Alma materUniversity of Oxford (B.A.)
Birkbeck College (PhD)
OccupationProfessor of philosophy

Piers Benn (born 1962) is a British philosopher. His research interests include medical ethics, philosophy of religion,[1][2] and the philosophy of psychiatry.

Life and career[edit]

Benn grew up in Blackheath, southeast London, with parents June, a romantic novelist,[3][4] and David Wedgwood Benn, a BBC producer and Russian specialist.[5] David was a brother of Labour politician Tony Benn. Piers was educated at Eltham College in Mottingham until 1980 and gained his B.A. Hons. degree (First Class) in Philosophy & Modern Languages from the University of Oxford (Magdalen College, 1984). He received his PhD in philosophy ("Human Death: its Nature and Significance") from Birkbeck College, University of London, in 1992. He has taught at the University of St. Andrews, University of Leeds, Imperial College London, and King's College London.[6] As of 2015, he is a visiting lecturer at Heythrop College in London and an adjunct professor at the London Centre of Fordham University New York. He has also written articles in various journals and appeared on British media.[7]

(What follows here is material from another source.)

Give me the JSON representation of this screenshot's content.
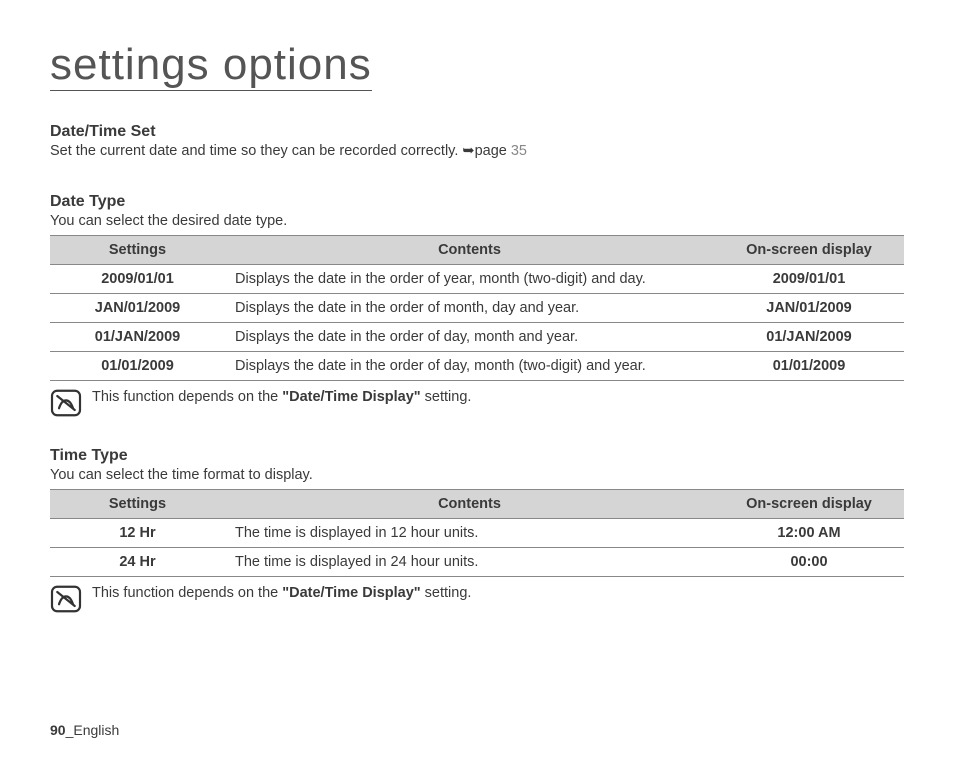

His 1997 book, Ethics, re-issued by Routledge in 2000, is a textbook for undergraduate courses. The book is both an introduction into the subject and a substantive argument in favour of the neo-Aristotelian view of the objectivity of moral claims.[8]

His 2011 book, Commitment is one of the books in Acumen Press' Art of Living series.[citation needed]

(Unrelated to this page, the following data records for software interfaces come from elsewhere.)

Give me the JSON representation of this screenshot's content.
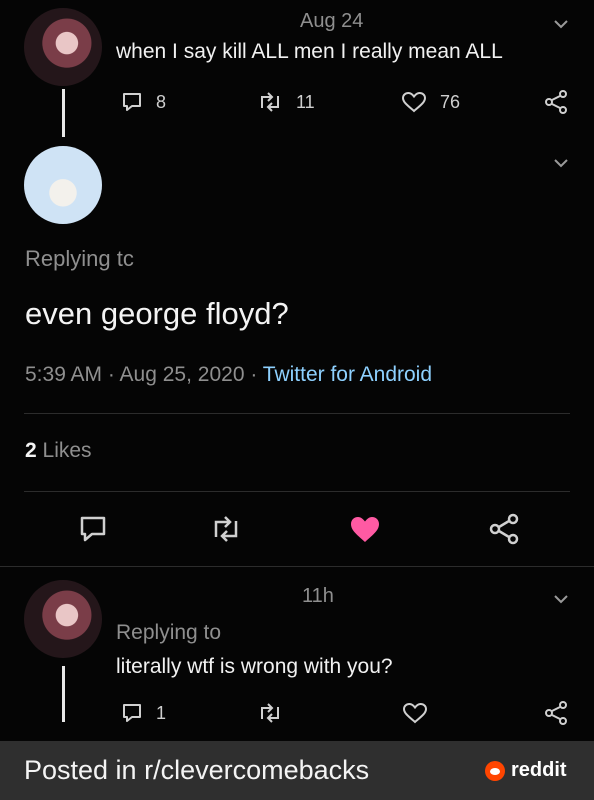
{
  "tweet1": {
    "date": "Aug 24",
    "text": "when I say kill ALL men I really mean ALL",
    "replies": "8",
    "retweets": "11",
    "likes": "76"
  },
  "tweet2": {
    "replying": "Replying tc",
    "text": "even george floyd?",
    "time": "5:39 AM · Aug 25, 2020 · ",
    "source": "Twitter for Android",
    "likes_count": "2",
    "likes_label": "Likes"
  },
  "tweet3": {
    "time": "11h",
    "replying": "Replying to",
    "text": "literally wtf is wrong with you?",
    "replies": "1"
  },
  "footer": {
    "posted": "Posted in r/clevercomebacks",
    "brand": "reddit"
  },
  "colors": {
    "accent_blue": "#1da1f2",
    "like_pink": "#ff5aa3",
    "reddit_orange": "#ff4500"
  }
}
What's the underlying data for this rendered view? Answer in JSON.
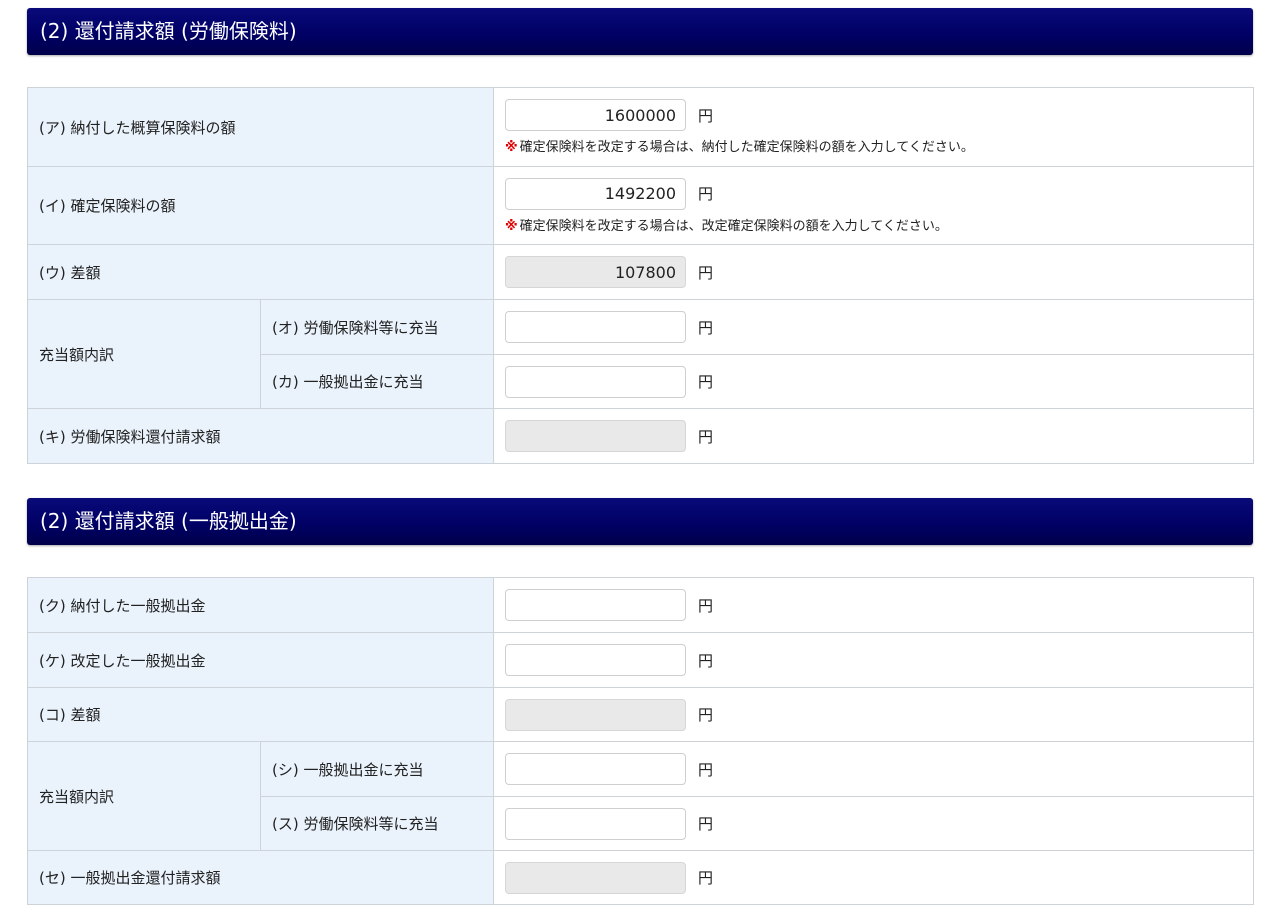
{
  "section1": {
    "title": "(2) 還付請求額 (労働保険料)",
    "rows": {
      "a": {
        "label": "(ア) 納付した概算保険料の額",
        "value": "1600000",
        "unit": "円",
        "note_mark": "※",
        "note": "確定保険料を改定する場合は、納付した確定保険料の額を入力してください。"
      },
      "i": {
        "label": "(イ) 確定保険料の額",
        "value": "1492200",
        "unit": "円",
        "note_mark": "※",
        "note": "確定保険料を改定する場合は、改定確定保険料の額を入力してください。"
      },
      "u": {
        "label": "(ウ) 差額",
        "value": "107800",
        "unit": "円"
      },
      "group_label": "充当額内訳",
      "o": {
        "label": "(オ) 労働保険料等に充当",
        "value": "",
        "unit": "円"
      },
      "ka": {
        "label": "(カ) 一般拠出金に充当",
        "value": "",
        "unit": "円"
      },
      "ki": {
        "label": "(キ) 労働保険料還付請求額",
        "value": "",
        "unit": "円"
      }
    }
  },
  "section2": {
    "title": "(2) 還付請求額 (一般拠出金)",
    "rows": {
      "ku": {
        "label": "(ク) 納付した一般拠出金",
        "value": "",
        "unit": "円"
      },
      "ke": {
        "label": "(ケ) 改定した一般拠出金",
        "value": "",
        "unit": "円"
      },
      "ko": {
        "label": "(コ) 差額",
        "value": "",
        "unit": "円"
      },
      "group_label": "充当額内訳",
      "shi": {
        "label": "(シ) 一般拠出金に充当",
        "value": "",
        "unit": "円"
      },
      "su": {
        "label": "(ス) 労働保険料等に充当",
        "value": "",
        "unit": "円"
      },
      "se": {
        "label": "(セ) 一般拠出金還付請求額",
        "value": "",
        "unit": "円"
      }
    }
  },
  "colors": {
    "header_bg": "#000066",
    "label_bg": "#eaf3fc",
    "note_mark": "#e00000",
    "readonly_bg": "#e9e9e9"
  }
}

Benn was among the 43 signatories of a 2002 letter sent to Tony Blair, expressing alarm at the teaching of creationism in British state-funded schools.[9]

Commenting in New Humanist in 2002, Benn suggested that people who fear the rise of Islamophobia foster an environment "not intellectually or morally healthy", to the point that what he calls "Islamophobia-phobia" can undermine "critical scrutiny of Islam as somehow impolite, or ignorant of the religion's true nature", encouraging "sentimental pretence that all claims to religious truth are somehow 'equal', or that critical scrutiny of Islam (or any belief system) is ignorant, prejudiced, or 'phobic'".[2]


  • Ethics, Fundamentals of Philosophy series, McGill-Queen's University Press / UCL Press, 1997 ISBN 0-7735-1700-6 (hardcover), ISBN 0-7735-1701-4 (paperback, 1998), Routledge, 1997 ISBN 1-85728-453-4 (paperback), ISBN 1-85728-679-0 (hardcover), ISBN 0-203-04628-5 (e-book)
  • "How Should We Treat the Dead?", in Thinking about Death, British Humanist Association (2002)
  • Commitment, (Art of Living series), Acumen Press 2011.


  1. ^ Theistic Proofs. Does belief in God require evidence? – talk given on 24 October 2003 at Queens' College, Cambridge
  2. ^ a b "On Islamophobia-phobia", New Humanist, Vol.117, Issue 2 (Summer 2002)
  3. ^ Middleton, Stanley (18 April 2006). "June Benn". The Independent. Archived from the original on 26 May 2022. Retrieved 2 March 2017.
  4. ^ Brandon, Ruth (2 May 2006). "June Benn". The Guardian. Retrieved 2 March 2017.
  5. ^ Webb, Alban (1 March 2017). "David Wedgwood Benn obituary". The Guardian. Retrieved 2 March 2017.
  6. ^ Members of the Humanist Philosophers' Group, BHA
  7. ^ "Night Waves" 2005, Radio 3, BBC
  8. ^ A review of Benn's Ethics, The Philosophical Quarterly, Vol. 50, No. 200 (2000), pp. 410–412
  9. ^ "43 scientists and philosophers have signed and sent a letter to Tony Blair and relevant Government departments, concerning the teaching of Creationism in schools" (PDF). humanists.uk. 26 March 2002. Retrieved 19 April 2023.